Sarat’s complexity, and her sad deficiencies, serve to humanize the child soldier and the suicide bomber that we know only from news reports. Here, El Akkad is saying, is a normal kid, with typical problems, until her family gets destroyed by war. War corrupts everything; after its ravages there are no good intentions, no moral side to take. As a political allegory, American War makes no statement about the relative merits of the western or Muslim worlds: it is not clear what values have permitted the Islamic union to flourish while the former imperial power eats itself. The current culture wars—permissive, decadent secularism versus rigid, ascetic traditionalism—are not reflected in this scenario. Indeed, what it relies on is an eerie similarity of culture in two perceived opposites.
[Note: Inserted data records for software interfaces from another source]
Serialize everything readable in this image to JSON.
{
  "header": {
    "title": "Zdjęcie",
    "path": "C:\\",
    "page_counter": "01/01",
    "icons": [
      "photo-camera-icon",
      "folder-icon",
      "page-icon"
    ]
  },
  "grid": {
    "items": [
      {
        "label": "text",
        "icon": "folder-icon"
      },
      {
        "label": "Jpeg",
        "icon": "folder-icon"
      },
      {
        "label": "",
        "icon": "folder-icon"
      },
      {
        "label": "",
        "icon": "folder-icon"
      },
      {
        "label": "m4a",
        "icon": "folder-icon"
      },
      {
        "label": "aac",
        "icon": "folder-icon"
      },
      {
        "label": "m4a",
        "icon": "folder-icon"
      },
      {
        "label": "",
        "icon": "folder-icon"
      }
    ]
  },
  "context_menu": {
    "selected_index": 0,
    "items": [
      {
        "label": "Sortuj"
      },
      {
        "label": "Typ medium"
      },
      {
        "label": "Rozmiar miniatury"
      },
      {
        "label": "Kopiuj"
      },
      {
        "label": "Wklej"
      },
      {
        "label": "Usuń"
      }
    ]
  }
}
This projection suggests that given an uncontrollable economic cataclysm—one that comes from environmental degradation already well advanced—cultural difference will disappear or become irrelevant, for it is poverty, not religion, that creates war, and war that creates child soldiers. Look how easily, this fantasy murmurs, the most sophisticated nation on Earth could become the mirror image of its current bogeymen.
Russell Smith’s most recent book is Confidence (Biblioasis, 2015). He writes weekly on the arts for the Globe and Mail.